I like the image just above. That’s in the middle of this issue, a detail from the second of two double-page spreads that cuts Kate’s flashback in half. It neatly allegorizes the growing break between Kate’s private life and her Batwoman performance – Williams even sets up the bright ‘domestic’ scenes in square television screens that mock the staid, squares ‘n rectangles layouts of those portions of the series. Kate is growing apart from that now, the vivid detail of her Batwoman body now making her seem especially hurt and tired, performing her detective work in a detective comic.
Yet there’s no escaping that this remains a deeply typical superhero detective story, one with the tremendous benefit of such visual inspiration running along side it, but when you really look hard, it often only comments on Kate Kane’s psychology, or anticipates some typical everything-in-its-place origin story twists, or plays with a Batman/Joker duality Alan Moore’s had sitting in the freezer since the twilight of the Reagan administration.
Rucka is a skilled writer, but so far here he’s neither deep nor subtle; the cut off point for the first half of this issue’s flashbacks is no less than the doomed Kane twins and promising they’ll always be together, accompanied by a dramatic fade to white (which could be Williams, mind you). As the obligatory tragedy that will set Kate on the winding path to superherodom draws near, irony is squeezed out as the girls misbehave, only for their demands to lead their poor mother right into danger, and pathos. Never mind the general three-act arc of the story, introducing a villain with a secret connection to the hero (pts. 1-4), leading into the revelation of the painful secret origin (pts. 5-7) and probably, I’d guess, culminating in some clash that sets up a status quo while not entirely foreclosing on future developments in the same vein (pts. 8-12, not counting the Jock and Hamner stuff).
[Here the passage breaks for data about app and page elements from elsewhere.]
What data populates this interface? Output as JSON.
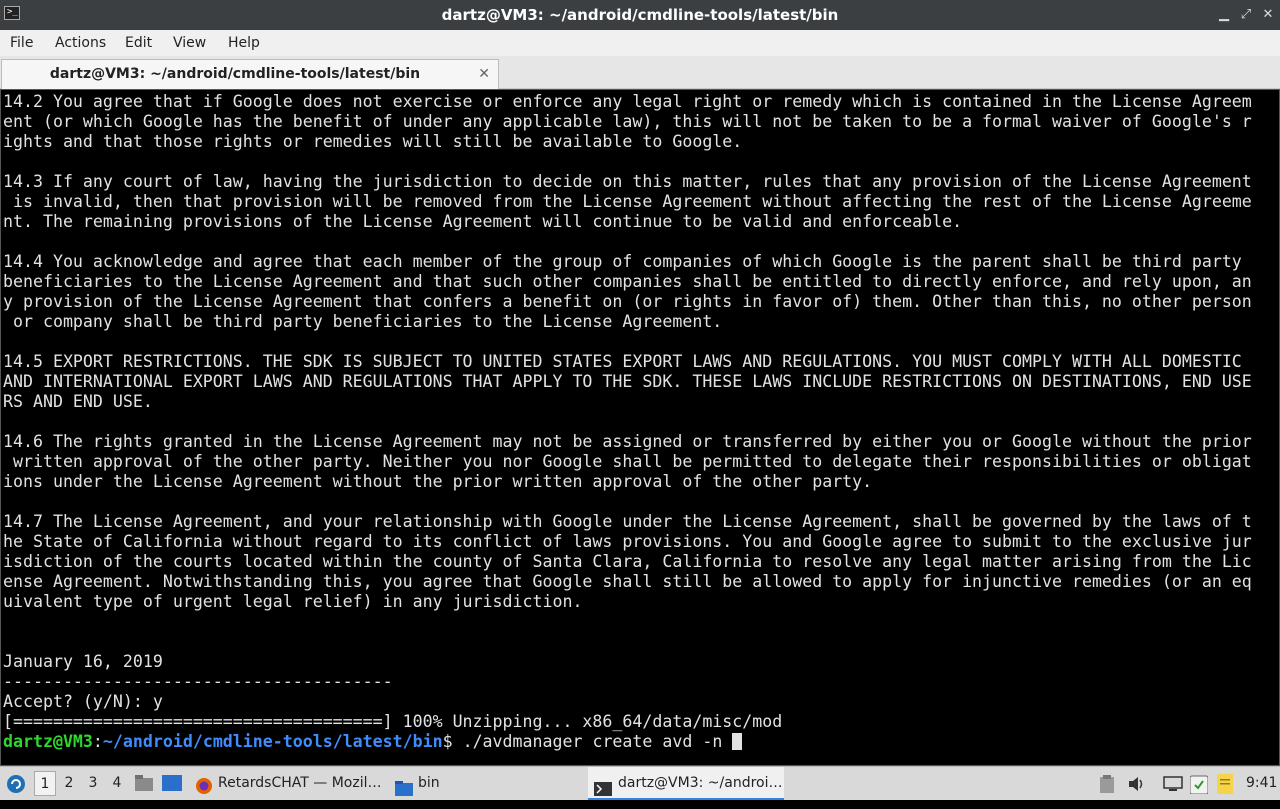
{
  "window": {
    "title": "dartz@VM3: ~/android/cmdline-tools/latest/bin",
    "app_icon_glyph": ">_",
    "minimize_glyph": "▁",
    "maximize_glyph": "⤢",
    "close_glyph": "✕"
  },
  "menu": {
    "file": "File",
    "actions": "Actions",
    "edit": "Edit",
    "view": "View",
    "help": "Help"
  },
  "tab": {
    "label": "dartz@VM3: ~/android/cmdline-tools/latest/bin",
    "close_glyph": "✕"
  },
  "terminal": {
    "lines": [
      "14.2 You agree that if Google does not exercise or enforce any legal right or remedy which is contained in the License Agreem",
      "ent (or which Google has the benefit of under any applicable law), this will not be taken to be a formal waiver of Google's r",
      "ights and that those rights or remedies will still be available to Google.",
      "",
      "14.3 If any court of law, having the jurisdiction to decide on this matter, rules that any provision of the License Agreement",
      " is invalid, then that provision will be removed from the License Agreement without affecting the rest of the License Agreeme",
      "nt. The remaining provisions of the License Agreement will continue to be valid and enforceable.",
      "",
      "14.4 You acknowledge and agree that each member of the group of companies of which Google is the parent shall be third party",
      "beneficiaries to the License Agreement and that such other companies shall be entitled to directly enforce, and rely upon, an",
      "y provision of the License Agreement that confers a benefit on (or rights in favor of) them. Other than this, no other person",
      " or company shall be third party beneficiaries to the License Agreement.",
      "",
      "14.5 EXPORT RESTRICTIONS. THE SDK IS SUBJECT TO UNITED STATES EXPORT LAWS AND REGULATIONS. YOU MUST COMPLY WITH ALL DOMESTIC",
      "AND INTERNATIONAL EXPORT LAWS AND REGULATIONS THAT APPLY TO THE SDK. THESE LAWS INCLUDE RESTRICTIONS ON DESTINATIONS, END USE",
      "RS AND END USE.",
      "",
      "14.6 The rights granted in the License Agreement may not be assigned or transferred by either you or Google without the prior",
      " written approval of the other party. Neither you nor Google shall be permitted to delegate their responsibilities or obligat",
      "ions under the License Agreement without the prior written approval of the other party.",
      "",
      "14.7 The License Agreement, and your relationship with Google under the License Agreement, shall be governed by the laws of t",
      "he State of California without regard to its conflict of laws provisions. You and Google agree to submit to the exclusive jur",
      "isdiction of the courts located within the county of Santa Clara, California to resolve any legal matter arising from the Lic",
      "ense Agreement. Notwithstanding this, you agree that Google shall still be allowed to apply for injunctive remedies (or an eq",
      "uivalent type of urgent legal relief) in any jurisdiction.",
      "",
      "",
      "January 16, 2019",
      "---------------------------------------",
      "Accept? (y/N): y",
      "[=====================================] 100% Unzipping... x86_64/data/misc/mod"
    ],
    "prompt_user": "dartz@VM3",
    "prompt_sep": ":",
    "prompt_path": "~/android/cmdline-tools/latest/bin",
    "prompt_end": "$ ",
    "command": "./avdmanager create avd -n "
  },
  "taskbar": {
    "workspaces": [
      "1",
      "2",
      "3",
      "4"
    ],
    "active_workspace": "1",
    "task_firefox": "RetardsCHAT — Mozil…",
    "task_files": "bin",
    "task_terminal": "dartz@VM3: ~/androi…",
    "clock": "9:41"
  },
  "colors": {
    "prompt_user": "#2ed62e",
    "prompt_path": "#3f8cff",
    "terminal_bg": "#000000",
    "terminal_fg": "#e2e2e2"
  }
}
Because the writing and the art run close, one can’t pass the other by much, and to me there’s always some dissatisfaction. I’d still call it GOOD, though folks more tolerant than me of some blunt, familiar genre mechanics will rank it higher, I’m sure. And this grade tries me, because seeing J.H. Williams III & co. at work in this way assures I’ll look to them in the future, which I can’t say of everyone. Mazzucchelli too, obviously.
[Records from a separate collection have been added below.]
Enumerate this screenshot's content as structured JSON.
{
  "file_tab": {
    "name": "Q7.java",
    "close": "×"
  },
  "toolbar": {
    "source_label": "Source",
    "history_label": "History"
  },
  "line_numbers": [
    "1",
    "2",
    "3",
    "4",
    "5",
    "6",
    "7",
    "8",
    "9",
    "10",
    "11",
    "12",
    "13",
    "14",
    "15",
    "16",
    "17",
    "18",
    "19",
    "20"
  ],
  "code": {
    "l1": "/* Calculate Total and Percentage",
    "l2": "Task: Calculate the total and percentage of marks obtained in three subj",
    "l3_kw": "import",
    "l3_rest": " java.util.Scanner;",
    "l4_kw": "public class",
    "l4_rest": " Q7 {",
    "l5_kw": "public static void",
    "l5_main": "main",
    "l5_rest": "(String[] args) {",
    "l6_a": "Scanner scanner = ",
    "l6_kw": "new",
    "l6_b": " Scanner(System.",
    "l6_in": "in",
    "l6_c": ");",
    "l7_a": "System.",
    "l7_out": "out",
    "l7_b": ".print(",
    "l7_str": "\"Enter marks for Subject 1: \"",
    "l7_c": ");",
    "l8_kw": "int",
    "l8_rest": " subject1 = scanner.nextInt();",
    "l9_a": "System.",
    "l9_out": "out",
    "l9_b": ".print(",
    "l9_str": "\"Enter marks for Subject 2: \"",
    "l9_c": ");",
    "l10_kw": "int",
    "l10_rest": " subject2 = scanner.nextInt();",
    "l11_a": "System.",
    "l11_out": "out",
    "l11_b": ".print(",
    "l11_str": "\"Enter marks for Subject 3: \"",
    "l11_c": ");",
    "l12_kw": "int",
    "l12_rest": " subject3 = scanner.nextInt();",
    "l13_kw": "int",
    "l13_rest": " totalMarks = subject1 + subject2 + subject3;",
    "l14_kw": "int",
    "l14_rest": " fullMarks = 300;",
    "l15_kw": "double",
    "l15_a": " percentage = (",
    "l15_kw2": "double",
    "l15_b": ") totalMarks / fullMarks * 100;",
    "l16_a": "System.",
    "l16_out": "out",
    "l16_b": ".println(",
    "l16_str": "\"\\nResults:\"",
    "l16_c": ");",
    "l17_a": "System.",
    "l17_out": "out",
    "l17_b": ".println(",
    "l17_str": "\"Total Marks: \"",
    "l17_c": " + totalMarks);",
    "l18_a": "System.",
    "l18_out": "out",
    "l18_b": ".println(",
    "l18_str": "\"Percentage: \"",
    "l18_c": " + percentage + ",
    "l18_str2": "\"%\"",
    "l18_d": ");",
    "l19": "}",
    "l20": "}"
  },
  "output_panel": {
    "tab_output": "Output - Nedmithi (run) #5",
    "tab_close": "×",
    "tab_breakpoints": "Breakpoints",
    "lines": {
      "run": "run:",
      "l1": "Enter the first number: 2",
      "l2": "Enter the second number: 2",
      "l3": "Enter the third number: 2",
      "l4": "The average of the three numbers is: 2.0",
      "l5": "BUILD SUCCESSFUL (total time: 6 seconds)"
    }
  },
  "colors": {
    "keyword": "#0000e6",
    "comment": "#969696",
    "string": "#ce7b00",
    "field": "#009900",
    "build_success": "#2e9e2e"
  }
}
(just guess, huh?)
The two becoming one, the basic frameworks, the archetypes among archetypes becoming something greater and more shaded or sturdier through communication, feeding on each other’s energy, enjoying one another’s heat. Bits of form becoming fuller, getting — eek! — more realistic as characrers. You can go far with this.
And as for Kate Kane.
I don’t know if you can even see it on the screen. It’s better on paper. It’s the last panel in the comic. She’s just seen some bad stuff. Her white skin is no longer pure. In her arms, the watercolor splotching is present, very slightly. She’s down the path of transformation just a tiny bit, that which will transform and delight her, but it’s born from pain. The motif gains in meaning. No words are spoken. Her eyes tell a story, but there’s more to a panel than that. Some artists know.